In a 2016 study published in the journal, Oncotarget, researchers reported their findings regarding e-cigarettes. Researchers on the project exposed gum tissue of nonsmokers to flavored e-cigarette vapor. One flavoring they used was tobacco flavoring, which contained 16 milligrams of nicotine, the other type was menthol flavoring, and this contained 13 to 16 milligrams or no nicotine at all. In some cases, the vapor actually showed to be more harmful to these cells than tobacco cigarette smoke, with 40 to 53 percent of mouth cells dying within three days. Results showed that e-cigarette vapor was as dangerous as cigarette smoke and in some cases more, to the epithelial cells of the mouth.
The epithelial cells of the mouth are the bodyâ€™s first line of defense against disease-causing bacteria and viruses. They also aid in digestion, helping to break down food. These cells provide moisture to the tissues of the mouth and help to facilitate swallowing.
“The epithelial cells of the mouth are important in the protection of the health of the mouth and the body,” says Dr. James Erpenbach, D.D.S. Erpenbach is a Knoxville, Tennessee, dentist who cautions his patients about the danger of using tobacco products â€“ including e-cigarettes. “The research regarding these devices has been extremely limited. There is no official Food and Drug Administration ruling that says they are safe to use,” he explains.
Despite no FDA ruling confirming their safety, electronic cigarette use is on the rise. This is because many people believe them to be a safer option, or use them as a step-down device from cigarettes. One group that is using them at an alarming rate is teenagers. The Centers for Disease Control reported in 2015 that 16 percent of high school students were using e-cigarettes, up from 1.5 percent in 2011. “It is concerning that teens are using these devices,” says Erpenbach.
Not only did researchers find that e-cigarette vapors kill off mouth cells, but they also found that before the cells die, they produce proteins that cause inflammation in the mouth. This inflammation is damaging to oral tissues and becomes a gateway for infections and illness.
Nicotine is already a known cause of periodontal diseases, but when combined with e-cigaretteâ€™s dangerous vapors, more harm occurs. “The irony of the situation is that users of e-cigarettes think they are using a much safer option when the reality is theyâ€™re just causing another kind of damage,” says Erpenbach.

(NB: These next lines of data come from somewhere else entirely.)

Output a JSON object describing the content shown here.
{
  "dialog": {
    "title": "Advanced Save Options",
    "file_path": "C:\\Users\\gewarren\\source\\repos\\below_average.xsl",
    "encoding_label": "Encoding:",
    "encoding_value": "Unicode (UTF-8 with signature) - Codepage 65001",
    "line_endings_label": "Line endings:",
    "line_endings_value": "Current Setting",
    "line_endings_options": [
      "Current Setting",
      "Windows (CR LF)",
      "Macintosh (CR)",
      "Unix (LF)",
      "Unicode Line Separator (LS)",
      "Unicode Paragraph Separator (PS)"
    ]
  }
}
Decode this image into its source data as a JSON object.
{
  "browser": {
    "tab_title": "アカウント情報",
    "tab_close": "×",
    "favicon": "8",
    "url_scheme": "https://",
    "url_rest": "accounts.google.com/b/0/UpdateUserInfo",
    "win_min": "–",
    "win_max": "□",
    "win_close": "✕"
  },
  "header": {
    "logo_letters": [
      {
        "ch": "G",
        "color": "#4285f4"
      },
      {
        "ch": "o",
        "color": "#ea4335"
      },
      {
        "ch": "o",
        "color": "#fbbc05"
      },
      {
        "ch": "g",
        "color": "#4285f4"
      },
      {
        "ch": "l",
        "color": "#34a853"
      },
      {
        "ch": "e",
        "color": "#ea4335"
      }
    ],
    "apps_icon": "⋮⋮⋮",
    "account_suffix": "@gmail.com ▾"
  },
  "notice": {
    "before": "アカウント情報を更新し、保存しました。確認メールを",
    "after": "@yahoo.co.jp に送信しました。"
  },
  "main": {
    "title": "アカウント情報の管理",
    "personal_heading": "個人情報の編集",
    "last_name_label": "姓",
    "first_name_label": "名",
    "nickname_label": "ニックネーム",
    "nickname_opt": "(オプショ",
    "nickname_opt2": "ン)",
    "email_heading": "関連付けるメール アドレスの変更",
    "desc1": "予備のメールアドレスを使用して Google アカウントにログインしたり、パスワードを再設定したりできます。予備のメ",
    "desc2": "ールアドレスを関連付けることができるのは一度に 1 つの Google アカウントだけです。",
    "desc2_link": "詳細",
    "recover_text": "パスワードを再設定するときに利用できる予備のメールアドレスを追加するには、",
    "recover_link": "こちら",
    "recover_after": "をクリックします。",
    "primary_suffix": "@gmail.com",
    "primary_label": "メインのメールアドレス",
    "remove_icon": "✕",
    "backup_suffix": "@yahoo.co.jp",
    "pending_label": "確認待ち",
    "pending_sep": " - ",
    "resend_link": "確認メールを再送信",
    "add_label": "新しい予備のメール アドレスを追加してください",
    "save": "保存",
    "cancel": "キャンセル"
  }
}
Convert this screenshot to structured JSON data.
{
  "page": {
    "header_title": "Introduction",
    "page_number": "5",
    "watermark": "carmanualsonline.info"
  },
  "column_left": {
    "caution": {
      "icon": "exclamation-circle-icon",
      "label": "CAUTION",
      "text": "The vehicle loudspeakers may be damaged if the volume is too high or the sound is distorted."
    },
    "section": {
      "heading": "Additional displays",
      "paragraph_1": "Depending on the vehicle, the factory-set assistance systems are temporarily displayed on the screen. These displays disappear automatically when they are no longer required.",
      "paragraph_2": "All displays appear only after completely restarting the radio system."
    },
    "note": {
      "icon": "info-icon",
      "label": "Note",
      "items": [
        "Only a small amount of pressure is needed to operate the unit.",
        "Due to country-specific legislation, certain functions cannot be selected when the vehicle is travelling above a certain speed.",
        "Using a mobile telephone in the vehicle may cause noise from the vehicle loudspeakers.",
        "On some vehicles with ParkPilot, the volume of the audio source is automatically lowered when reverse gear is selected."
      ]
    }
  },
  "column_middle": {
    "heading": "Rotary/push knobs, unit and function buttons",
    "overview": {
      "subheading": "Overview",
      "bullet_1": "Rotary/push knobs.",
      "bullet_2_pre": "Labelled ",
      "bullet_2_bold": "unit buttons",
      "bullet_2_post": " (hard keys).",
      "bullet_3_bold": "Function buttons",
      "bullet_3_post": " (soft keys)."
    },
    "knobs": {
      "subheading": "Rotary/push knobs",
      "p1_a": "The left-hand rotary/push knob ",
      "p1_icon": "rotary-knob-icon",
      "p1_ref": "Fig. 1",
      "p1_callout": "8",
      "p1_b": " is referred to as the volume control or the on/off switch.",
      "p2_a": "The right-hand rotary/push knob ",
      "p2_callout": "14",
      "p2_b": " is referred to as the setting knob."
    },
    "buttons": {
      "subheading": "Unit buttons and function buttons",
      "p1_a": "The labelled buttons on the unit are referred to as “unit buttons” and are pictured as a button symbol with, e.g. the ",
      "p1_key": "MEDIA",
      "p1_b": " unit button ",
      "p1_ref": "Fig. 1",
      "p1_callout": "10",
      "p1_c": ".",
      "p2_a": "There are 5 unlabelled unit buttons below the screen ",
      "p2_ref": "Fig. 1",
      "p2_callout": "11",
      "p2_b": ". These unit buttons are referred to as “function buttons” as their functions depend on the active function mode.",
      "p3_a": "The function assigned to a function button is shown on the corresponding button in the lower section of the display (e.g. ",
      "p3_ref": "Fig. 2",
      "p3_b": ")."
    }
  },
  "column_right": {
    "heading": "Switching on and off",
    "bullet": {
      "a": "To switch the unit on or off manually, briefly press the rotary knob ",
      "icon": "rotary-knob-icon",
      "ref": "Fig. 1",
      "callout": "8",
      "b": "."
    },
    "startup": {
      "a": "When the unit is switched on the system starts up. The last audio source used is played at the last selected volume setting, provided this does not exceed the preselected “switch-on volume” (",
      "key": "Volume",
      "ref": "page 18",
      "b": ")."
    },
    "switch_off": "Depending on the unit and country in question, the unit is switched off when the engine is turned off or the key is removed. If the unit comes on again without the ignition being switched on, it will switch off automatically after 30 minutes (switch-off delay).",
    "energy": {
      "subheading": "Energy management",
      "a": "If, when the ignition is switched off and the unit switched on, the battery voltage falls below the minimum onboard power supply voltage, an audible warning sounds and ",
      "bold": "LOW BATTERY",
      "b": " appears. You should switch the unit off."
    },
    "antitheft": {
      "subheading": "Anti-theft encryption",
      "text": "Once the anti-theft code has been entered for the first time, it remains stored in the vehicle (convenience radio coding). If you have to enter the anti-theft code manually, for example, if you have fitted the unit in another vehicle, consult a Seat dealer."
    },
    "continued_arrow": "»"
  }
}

Erpenbach urges patients using nicotine products and e-cigarettes to quit in order protect their oral and total health. Patients using these products should also ask their dental providers about oral cancer screenings at their regular dental checkups.